[[ PROVIDED RECORDS open ]]

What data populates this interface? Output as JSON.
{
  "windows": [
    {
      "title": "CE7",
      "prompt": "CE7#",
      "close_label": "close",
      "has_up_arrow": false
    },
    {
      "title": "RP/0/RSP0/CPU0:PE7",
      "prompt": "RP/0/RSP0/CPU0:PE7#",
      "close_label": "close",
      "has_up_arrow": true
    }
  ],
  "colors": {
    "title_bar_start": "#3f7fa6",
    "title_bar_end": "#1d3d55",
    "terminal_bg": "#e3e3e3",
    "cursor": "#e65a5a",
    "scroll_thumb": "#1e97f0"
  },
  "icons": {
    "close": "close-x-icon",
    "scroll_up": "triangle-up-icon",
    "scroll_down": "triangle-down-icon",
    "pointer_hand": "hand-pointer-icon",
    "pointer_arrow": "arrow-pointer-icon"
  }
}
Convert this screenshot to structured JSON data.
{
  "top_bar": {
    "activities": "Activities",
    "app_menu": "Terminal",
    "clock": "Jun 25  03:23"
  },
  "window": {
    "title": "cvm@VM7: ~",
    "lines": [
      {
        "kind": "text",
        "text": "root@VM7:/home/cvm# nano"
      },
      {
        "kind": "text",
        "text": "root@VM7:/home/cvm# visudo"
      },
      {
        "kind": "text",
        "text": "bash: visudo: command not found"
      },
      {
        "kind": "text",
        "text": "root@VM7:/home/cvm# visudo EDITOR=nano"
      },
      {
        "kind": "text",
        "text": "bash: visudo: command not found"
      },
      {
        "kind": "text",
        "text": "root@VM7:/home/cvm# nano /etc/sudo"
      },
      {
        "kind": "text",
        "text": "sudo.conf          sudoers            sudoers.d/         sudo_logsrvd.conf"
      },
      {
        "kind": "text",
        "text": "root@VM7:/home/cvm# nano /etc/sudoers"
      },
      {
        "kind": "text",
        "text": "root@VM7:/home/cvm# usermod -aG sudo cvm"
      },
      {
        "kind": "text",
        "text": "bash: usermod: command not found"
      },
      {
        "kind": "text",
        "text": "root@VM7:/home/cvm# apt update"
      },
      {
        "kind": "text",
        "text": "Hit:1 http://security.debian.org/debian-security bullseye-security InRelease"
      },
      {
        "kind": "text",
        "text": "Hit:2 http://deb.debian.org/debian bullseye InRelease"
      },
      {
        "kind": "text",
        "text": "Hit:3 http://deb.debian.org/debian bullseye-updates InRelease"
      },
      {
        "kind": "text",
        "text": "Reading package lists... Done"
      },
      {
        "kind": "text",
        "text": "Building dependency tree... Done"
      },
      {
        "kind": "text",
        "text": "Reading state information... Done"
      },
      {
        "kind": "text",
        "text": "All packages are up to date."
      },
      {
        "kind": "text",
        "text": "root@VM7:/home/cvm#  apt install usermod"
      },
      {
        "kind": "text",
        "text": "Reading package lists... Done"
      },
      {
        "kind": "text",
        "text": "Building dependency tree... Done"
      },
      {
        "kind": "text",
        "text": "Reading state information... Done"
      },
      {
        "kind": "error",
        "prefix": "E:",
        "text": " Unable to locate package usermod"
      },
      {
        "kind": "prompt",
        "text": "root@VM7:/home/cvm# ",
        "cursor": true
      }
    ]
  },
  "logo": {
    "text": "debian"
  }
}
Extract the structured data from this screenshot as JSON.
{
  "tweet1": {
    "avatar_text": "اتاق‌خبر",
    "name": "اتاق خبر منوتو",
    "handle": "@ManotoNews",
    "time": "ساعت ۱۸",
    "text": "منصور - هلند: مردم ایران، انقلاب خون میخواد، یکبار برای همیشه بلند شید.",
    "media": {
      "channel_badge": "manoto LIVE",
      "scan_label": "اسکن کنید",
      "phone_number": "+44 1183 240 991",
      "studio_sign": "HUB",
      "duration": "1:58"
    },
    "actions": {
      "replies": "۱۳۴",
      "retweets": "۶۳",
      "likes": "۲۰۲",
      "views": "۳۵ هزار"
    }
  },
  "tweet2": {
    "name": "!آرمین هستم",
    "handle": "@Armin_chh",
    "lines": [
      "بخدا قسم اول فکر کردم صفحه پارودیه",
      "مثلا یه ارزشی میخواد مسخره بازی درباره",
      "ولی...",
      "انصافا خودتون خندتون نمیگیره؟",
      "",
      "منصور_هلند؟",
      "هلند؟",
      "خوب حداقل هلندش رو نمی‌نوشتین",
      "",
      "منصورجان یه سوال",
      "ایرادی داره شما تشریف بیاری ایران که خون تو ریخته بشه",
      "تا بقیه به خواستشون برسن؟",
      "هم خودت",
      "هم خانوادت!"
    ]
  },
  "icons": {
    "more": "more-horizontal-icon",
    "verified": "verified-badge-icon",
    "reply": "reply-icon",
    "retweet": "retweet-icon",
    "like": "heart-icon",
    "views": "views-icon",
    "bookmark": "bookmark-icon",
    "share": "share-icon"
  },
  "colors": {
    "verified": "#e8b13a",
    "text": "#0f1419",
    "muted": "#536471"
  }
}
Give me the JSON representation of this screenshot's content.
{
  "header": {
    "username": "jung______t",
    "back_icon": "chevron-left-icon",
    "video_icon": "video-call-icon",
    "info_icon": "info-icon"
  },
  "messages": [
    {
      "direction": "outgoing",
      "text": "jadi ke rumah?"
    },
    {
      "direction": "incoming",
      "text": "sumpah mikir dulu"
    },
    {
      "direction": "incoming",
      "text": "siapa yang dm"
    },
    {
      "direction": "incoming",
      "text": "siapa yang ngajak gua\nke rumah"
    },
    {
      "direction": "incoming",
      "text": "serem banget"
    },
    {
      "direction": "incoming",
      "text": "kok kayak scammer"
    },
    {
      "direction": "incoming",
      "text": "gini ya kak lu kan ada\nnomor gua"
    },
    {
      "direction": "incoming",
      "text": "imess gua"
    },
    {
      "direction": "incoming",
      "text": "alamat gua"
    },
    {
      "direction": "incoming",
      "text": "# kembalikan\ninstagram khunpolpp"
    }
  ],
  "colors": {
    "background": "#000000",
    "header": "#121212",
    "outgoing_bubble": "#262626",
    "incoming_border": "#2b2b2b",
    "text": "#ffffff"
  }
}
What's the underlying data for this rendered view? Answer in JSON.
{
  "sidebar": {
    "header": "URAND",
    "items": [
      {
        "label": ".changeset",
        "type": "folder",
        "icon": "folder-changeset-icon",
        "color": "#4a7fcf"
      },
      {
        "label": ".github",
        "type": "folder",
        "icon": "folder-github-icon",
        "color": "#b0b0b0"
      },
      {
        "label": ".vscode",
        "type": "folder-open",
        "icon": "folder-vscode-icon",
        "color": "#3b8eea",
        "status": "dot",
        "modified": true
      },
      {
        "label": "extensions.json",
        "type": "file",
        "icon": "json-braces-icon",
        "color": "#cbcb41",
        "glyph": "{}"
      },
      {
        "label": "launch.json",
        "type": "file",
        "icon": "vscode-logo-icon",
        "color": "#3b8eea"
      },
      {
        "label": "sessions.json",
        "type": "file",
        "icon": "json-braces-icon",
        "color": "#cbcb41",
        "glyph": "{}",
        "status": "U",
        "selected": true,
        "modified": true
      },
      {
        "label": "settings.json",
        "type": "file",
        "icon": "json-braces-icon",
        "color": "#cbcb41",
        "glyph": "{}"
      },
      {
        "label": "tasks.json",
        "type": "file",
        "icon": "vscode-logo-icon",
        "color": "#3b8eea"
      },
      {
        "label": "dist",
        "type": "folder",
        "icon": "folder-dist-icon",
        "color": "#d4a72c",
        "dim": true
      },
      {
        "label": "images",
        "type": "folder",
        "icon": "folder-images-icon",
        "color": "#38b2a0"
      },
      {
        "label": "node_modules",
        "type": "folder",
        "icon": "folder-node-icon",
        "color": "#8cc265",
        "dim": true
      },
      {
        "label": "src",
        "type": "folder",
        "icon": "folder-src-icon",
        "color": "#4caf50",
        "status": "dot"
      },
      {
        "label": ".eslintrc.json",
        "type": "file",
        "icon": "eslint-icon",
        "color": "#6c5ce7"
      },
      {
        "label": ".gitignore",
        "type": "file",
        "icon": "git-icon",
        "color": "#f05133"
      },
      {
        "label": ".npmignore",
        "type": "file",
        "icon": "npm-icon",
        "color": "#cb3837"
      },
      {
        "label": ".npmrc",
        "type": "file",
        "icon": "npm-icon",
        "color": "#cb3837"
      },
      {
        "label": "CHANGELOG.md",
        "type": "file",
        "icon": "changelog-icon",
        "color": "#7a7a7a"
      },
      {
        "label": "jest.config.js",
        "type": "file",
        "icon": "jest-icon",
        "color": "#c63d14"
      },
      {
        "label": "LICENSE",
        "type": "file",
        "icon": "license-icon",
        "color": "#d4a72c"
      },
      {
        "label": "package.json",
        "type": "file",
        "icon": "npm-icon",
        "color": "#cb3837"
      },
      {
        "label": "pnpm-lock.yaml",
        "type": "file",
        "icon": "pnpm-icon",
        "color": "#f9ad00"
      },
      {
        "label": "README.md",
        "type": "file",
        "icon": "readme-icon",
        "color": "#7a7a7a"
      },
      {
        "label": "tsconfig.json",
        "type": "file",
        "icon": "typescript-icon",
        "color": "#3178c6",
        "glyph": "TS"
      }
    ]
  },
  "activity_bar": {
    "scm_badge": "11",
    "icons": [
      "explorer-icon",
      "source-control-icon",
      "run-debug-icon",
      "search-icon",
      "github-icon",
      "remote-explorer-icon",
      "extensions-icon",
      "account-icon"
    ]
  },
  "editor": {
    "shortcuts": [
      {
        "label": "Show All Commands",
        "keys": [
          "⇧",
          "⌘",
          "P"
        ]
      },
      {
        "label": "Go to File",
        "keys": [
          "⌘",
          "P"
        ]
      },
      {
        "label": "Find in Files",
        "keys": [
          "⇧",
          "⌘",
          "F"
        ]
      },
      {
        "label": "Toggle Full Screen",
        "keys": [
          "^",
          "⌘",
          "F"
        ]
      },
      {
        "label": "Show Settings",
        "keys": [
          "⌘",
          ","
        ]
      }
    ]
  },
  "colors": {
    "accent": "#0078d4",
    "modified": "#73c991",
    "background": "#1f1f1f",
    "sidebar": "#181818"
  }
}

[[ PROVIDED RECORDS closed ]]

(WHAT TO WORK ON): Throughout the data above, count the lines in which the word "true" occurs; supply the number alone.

(TASK SOLUTION): 7